A brief history of text-based games and open source

The Interactive Fiction Technology Foundation (IFTF) is a non-profit organization dedicated to the preservation and improvement of technologies enabling the digital art form we call interactive fiction. When a Community Moderator for Opensource.com suggested an article about IFTF, the technologies and services it supports, and how it all intersects with open source, I found it a novel angle to the decades-long story I’ve so often told. The history of IF is longer than—but quite enmeshed with—the modern FOSS movement. I hope you’ll enjoy my sharing it here. Read more

Fact check: Linux developer accused of pedophilia in fake blog posts

Followers of some of Reddit’s Linux-devoted subreddits were recently greeted with an unusual and disturbing discovery: pro-pedophilia and anti-Semitic blog posts from the developer of Linux Exherbo, a Linux distribution with native cross-compiling package management.
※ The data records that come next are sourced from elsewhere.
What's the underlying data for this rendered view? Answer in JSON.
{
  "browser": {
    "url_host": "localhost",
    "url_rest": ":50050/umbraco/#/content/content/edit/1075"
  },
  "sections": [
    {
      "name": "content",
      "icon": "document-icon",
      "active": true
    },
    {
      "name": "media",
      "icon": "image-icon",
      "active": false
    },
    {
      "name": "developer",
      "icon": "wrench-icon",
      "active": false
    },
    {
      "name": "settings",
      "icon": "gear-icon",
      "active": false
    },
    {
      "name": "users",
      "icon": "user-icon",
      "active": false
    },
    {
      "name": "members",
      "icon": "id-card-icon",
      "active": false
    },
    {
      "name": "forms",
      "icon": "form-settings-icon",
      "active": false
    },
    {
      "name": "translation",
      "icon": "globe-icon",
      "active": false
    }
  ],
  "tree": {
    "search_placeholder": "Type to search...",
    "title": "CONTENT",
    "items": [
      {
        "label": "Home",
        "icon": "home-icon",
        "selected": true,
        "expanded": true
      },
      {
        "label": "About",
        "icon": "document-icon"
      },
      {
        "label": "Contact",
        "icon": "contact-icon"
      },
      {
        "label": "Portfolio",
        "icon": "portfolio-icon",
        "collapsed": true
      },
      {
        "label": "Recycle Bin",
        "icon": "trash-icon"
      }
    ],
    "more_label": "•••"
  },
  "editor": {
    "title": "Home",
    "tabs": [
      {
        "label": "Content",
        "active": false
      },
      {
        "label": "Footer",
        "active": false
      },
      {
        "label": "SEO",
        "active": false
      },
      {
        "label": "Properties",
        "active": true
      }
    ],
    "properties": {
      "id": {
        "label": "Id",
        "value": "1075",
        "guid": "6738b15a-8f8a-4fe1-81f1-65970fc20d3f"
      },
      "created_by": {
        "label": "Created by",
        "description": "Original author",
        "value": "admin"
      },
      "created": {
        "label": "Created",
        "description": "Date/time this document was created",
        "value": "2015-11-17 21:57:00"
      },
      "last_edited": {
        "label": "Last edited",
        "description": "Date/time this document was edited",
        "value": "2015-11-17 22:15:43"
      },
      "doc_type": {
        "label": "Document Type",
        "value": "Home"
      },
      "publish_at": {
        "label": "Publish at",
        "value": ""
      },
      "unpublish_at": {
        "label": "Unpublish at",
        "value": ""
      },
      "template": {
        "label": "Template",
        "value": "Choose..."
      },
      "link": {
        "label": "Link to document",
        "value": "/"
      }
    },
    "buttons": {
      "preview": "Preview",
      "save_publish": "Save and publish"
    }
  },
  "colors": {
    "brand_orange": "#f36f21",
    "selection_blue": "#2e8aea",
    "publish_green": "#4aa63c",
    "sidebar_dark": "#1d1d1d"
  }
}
A website under the developer’s name featured a number of unsavory blog posts. Fortunately, the blog appears to be fake. The developer, Bryan Østergaard, normally posts updates to a LiveJournal page under the username kloeri, although the last update dates 2014. Earlier this week, someone shared to Reddit a different blog attributed to Østergaard with a handful of more recent blog posts explaining “why” he decided to create Exherbo. Read more
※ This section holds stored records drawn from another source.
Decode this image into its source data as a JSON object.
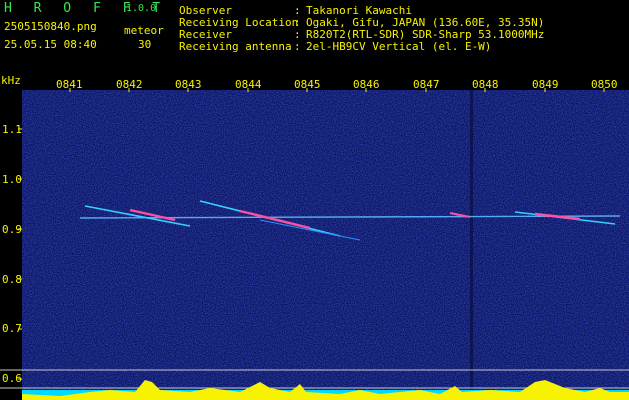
{
  "header": {
    "app_name": "H R O F F T",
    "version": "1.0.0",
    "filename": "2505150840.png",
    "datetime": "25.05.15 08:40",
    "meteor_label": "meteor",
    "meteor_count": "30"
  },
  "info": [
    {
      "key": "Observer",
      "sep": ":",
      "value": "Takanori Kawachi"
    },
    {
      "key": "Receiving Location",
      "sep": ":",
      "value": "Ogaki, Gifu, JAPAN (136.60E, 35.35N)"
    },
    {
      "key": "Receiver",
      "sep": ":",
      "value": "R820T2(RTL-SDR) SDR-Sharp 53.1000MHz"
    },
    {
      "key": "Receiving antenna",
      "sep": ":",
      "value": "2el-HB9CV Vertical (el. E-W)"
    }
  ],
  "yaxis": {
    "unit": "kHz",
    "ticks": [
      "1.1",
      "1.0",
      "0.9",
      "0.8",
      "0.7",
      "0.6"
    ]
  },
  "xaxis": {
    "ticks": [
      "0841",
      "0842",
      "0843",
      "0844",
      "0845",
      "0846",
      "0847",
      "0848",
      "0849",
      "0850"
    ]
  },
  "colors": {
    "background": "#000000",
    "spectrogram": "#0a1a6a",
    "label_yellow": "#f6f200",
    "title_green": "#35e84a",
    "cyan_bar": "#00d8ff"
  }
}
Open source code worth $600m contributed to Apache

Open source code valued at over $600 million was delivered by volunteer project contributors to the Apache Software Foundation (ASF) in a single 12-month period. That's according to the Apache Software Foundation's (ASF) annual report for its 2018 fiscal year, which ended on 30 April. The report was released last week. ASF was established in 1999 and claims to be the world's largest open source foundation with more than 300 freely available, enterprise-wide projects that serve as the backbone for some of the most visible and widely used applications in computing today. Read more
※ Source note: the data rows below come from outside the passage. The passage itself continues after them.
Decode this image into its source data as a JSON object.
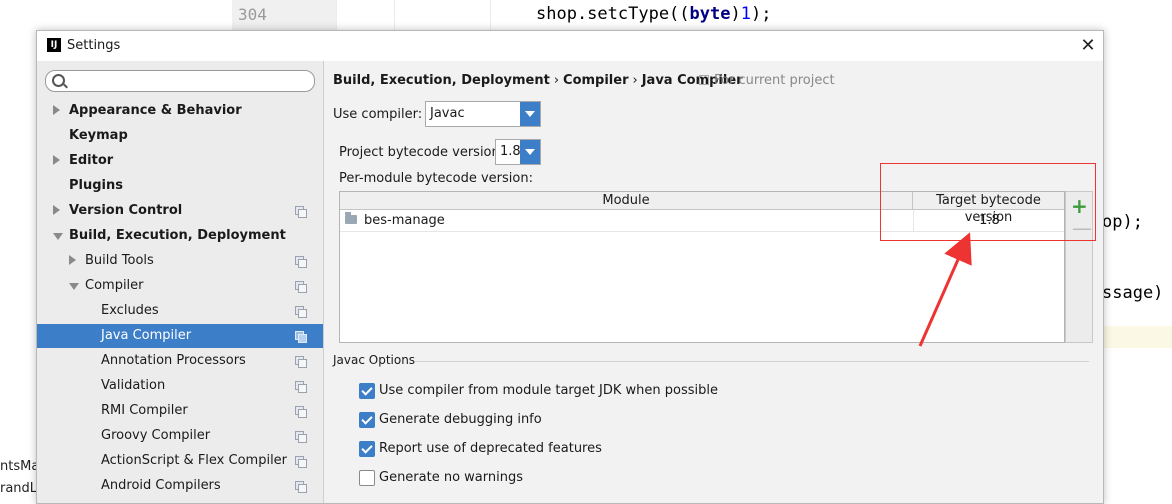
{
  "editor": {
    "line_number": "304",
    "code_line": {
      "before": "shop.setcType((",
      "keyword": "byte",
      "middle": ")",
      "number": "1",
      "after": ");"
    },
    "frag_1": "op);",
    "frag_2": "ssage)",
    "side_1": "ntsMa",
    "side_2": "randLi"
  },
  "dialog": {
    "app_icon": "IJ",
    "title": "Settings",
    "close_label": "✕"
  },
  "sidebar": {
    "search_placeholder": "",
    "items": [
      {
        "label": "Appearance & Behavior",
        "bold": true,
        "arrow": "right",
        "project": false
      },
      {
        "label": "Keymap",
        "bold": true,
        "arrow": "none",
        "project": false
      },
      {
        "label": "Editor",
        "bold": true,
        "arrow": "right",
        "project": false
      },
      {
        "label": "Plugins",
        "bold": true,
        "arrow": "none",
        "project": false
      },
      {
        "label": "Version Control",
        "bold": true,
        "arrow": "right",
        "project": true
      },
      {
        "label": "Build, Execution, Deployment",
        "bold": true,
        "arrow": "down",
        "project": false
      },
      {
        "label": "Build Tools",
        "bold": false,
        "arrow": "right",
        "project": true
      },
      {
        "label": "Compiler",
        "bold": false,
        "arrow": "down",
        "project": true
      },
      {
        "label": "Excludes",
        "bold": false,
        "arrow": "none",
        "project": true
      },
      {
        "label": "Java Compiler",
        "bold": false,
        "arrow": "none",
        "project": true,
        "selected": true
      },
      {
        "label": "Annotation Processors",
        "bold": false,
        "arrow": "none",
        "project": true
      },
      {
        "label": "Validation",
        "bold": false,
        "arrow": "none",
        "project": true
      },
      {
        "label": "RMI Compiler",
        "bold": false,
        "arrow": "none",
        "project": true
      },
      {
        "label": "Groovy Compiler",
        "bold": false,
        "arrow": "none",
        "project": true
      },
      {
        "label": "ActionScript & Flex Compiler",
        "bold": false,
        "arrow": "none",
        "project": true
      },
      {
        "label": "Android Compilers",
        "bold": false,
        "arrow": "none",
        "project": true
      }
    ]
  },
  "breadcrumb": {
    "items": [
      "Build, Execution, Deployment",
      "Compiler",
      "Java Compiler"
    ],
    "separator": "›",
    "scope": "For current project"
  },
  "form": {
    "use_compiler_label": "Use compiler:",
    "use_compiler_value": "Javac",
    "project_bytecode_label": "Project bytecode version:",
    "project_bytecode_value": "1.8",
    "per_module_label": "Per-module bytecode version:"
  },
  "module_table": {
    "columns": [
      "Module",
      "Target bytecode version"
    ],
    "rows": [
      {
        "module": "bes-manage",
        "target": "1.8"
      }
    ],
    "add_label": "+",
    "remove_label": "—"
  },
  "javac_options": {
    "title": "Javac Options",
    "checkboxes": [
      {
        "label": "Use compiler from module target JDK when possible",
        "checked": true
      },
      {
        "label": "Generate debugging info",
        "checked": true
      },
      {
        "label": "Report use of deprecated features",
        "checked": true
      },
      {
        "label": "Generate no warnings",
        "checked": false
      }
    ]
  },
  "colors": {
    "accent": "#3d7ec9",
    "annotation": "#ee3333",
    "add_green": "#3b9b3b"
  }
}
RIP, Printrbot

  • Printrbot has shut down
    Printrbot, a popular Kickstarter-backed 3D printer company, has shut down, leaving only a barebones website and little explanation.
  • Pioneering desktop 3D printer maker Printrbot closes it doors
  • Printrbot Closes Doors, Saddening 3D Printing Fans Everywhere
    In a competitive market, it’s hard for any company to stay ahead of the others, and it’s a sad fact that even some of the most popular and long-lived companies succumb to heavy weather. Printrbot, founded in 2011, had legions of fans who loved its printers’ affordability, ease of assembly and use, and open source freedom. Printrbot 3D printers were 3D printers for the people – only a few hundred dollars, they provided access to 3D printing technology for people who hadn’t been able to afford it before, and although they were simple, they were high quality. Best of all, you could make them your own, tinkering with them and creating new and unique machines, as so many users did. The company was ethical, direct and honest. Some open source 3D printer companies just download files and don’t share. Printrbot dutifully shared its source files and was a rare true open source company.
  • 3D Printing Community saddened by closure of Printrbot 3D printers
    Open source 3D printer manufacturer Printrbot has announced the close of its business, citing poor sales as the reason for the decision. A simple statement on the Printrbot website from founder Brook Drumm reads: “Printrbot is closed. Low sales led to hard decisions. We will be forever grateful to all the people we met and served over the years. Thank you all.” For the time being, Drumm will reportedly be “unreachable” for comments, and plans to share his views and plans for this “final chapter” in due course. The 3D Printing Community however has take to social media in mourning of the company, with figures including Joel Telling (YouTube’s 3D Printing Nerd), Thomas Sanladerer, and Dr. Adrian Bowyer himself weighing in on the close.
  • Printrbot Shuts Down After Seven Years of Creating Open Source 3D Printers
    Printrbot, the 3D printing manufacturer which was founded in 2011 with the launch of its original Printrbot printer on Kickstarter, has announced that it's now sadly closing its doors.